• **Aim of the task**
Show, from the records below, all lines that contain the word "icon".

Segment Start: Data for this exercise

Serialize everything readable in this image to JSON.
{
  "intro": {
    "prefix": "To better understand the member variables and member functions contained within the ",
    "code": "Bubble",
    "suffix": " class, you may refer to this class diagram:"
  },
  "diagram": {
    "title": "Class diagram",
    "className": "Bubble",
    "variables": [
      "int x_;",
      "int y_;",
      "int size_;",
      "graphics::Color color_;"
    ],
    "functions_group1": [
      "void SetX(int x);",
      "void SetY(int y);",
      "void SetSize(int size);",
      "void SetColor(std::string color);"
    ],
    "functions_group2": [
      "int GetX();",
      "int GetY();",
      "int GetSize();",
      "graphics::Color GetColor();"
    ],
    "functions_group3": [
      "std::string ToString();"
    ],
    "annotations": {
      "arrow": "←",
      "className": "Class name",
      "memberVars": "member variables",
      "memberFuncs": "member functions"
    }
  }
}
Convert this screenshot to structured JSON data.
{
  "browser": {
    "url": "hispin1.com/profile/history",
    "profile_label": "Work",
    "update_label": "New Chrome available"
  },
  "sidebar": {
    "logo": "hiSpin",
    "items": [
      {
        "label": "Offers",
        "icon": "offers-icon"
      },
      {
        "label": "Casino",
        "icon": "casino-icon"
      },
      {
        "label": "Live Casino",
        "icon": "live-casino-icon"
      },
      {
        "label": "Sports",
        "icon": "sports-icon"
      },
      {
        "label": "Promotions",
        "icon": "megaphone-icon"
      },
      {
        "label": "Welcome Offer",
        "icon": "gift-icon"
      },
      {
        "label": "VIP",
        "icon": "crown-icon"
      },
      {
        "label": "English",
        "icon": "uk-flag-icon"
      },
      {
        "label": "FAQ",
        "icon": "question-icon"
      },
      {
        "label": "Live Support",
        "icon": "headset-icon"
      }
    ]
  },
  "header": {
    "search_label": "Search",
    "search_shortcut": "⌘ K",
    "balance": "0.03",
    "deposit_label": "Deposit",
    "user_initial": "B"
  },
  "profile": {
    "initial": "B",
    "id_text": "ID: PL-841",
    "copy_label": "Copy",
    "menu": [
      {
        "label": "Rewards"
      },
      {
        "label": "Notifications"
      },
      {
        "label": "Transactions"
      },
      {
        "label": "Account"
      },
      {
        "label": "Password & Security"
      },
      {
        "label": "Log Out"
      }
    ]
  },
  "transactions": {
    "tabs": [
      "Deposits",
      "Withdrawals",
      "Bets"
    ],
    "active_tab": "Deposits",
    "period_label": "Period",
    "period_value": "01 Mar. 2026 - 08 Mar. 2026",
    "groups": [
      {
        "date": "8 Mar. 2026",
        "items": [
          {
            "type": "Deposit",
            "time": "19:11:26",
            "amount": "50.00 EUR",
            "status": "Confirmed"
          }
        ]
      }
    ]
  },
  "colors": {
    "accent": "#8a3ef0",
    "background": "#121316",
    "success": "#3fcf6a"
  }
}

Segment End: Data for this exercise

• **Result of the task**
        "icon": "offers-icon"
        "icon": "casino-icon"
        "icon": "live-casino-icon"
        "icon": "sports-icon"
        "icon": "megaphone-icon"
        "icon": "gift-icon"
        "icon": "crown-icon"
        "icon": "uk-flag-icon"
        "icon": "question-icon"
        "icon": "headset-icon"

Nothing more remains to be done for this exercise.